Exercise objective » Of the lines below, count those containing the word "Canelo". Reply with the number alone.

Entries from a dataset of interfaces »
╔══

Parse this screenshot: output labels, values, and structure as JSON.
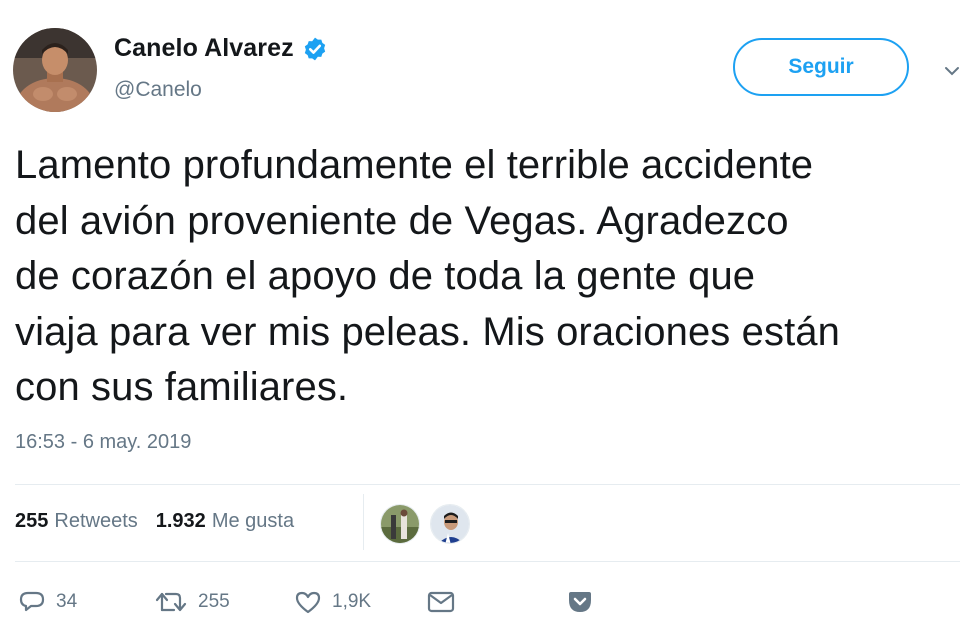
{
  "user": {
    "display_name": "Canelo Alvarez",
    "handle": "@Canelo",
    "verified": true
  },
  "follow_button": {
    "label": "Seguir"
  },
  "tweet": {
    "lines": [
      "Lamento profundamente el terrible accidente",
      "del avión proveniente de Vegas. Agradezco",
      "de corazón el apoyo de toda la gente que",
      "viaja para ver mis peleas. Mis oraciones están",
      "con sus familiares."
    ],
    "timestamp": "16:53 - 6 may. 2019"
  },
  "stats": {
    "retweets_count": "255",
    "retweets_label": "Retweets",
    "likes_count": "1.932",
    "likes_label": "Me gusta"
  },
  "actions": {
    "reply_count": "34",
    "retweet_count": "255",
    "like_count": "1,9K"
  },
  "icons": [
    "verified-icon",
    "chevron-down-icon",
    "reply-icon",
    "retweet-icon",
    "heart-icon",
    "envelope-icon",
    "pocket-icon"
  ],
  "colors": {
    "accent": "#1da1f2",
    "text": "#14171a",
    "secondary": "#657786",
    "divider": "#e6ecf0"
  }
}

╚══

Exercise answer » 2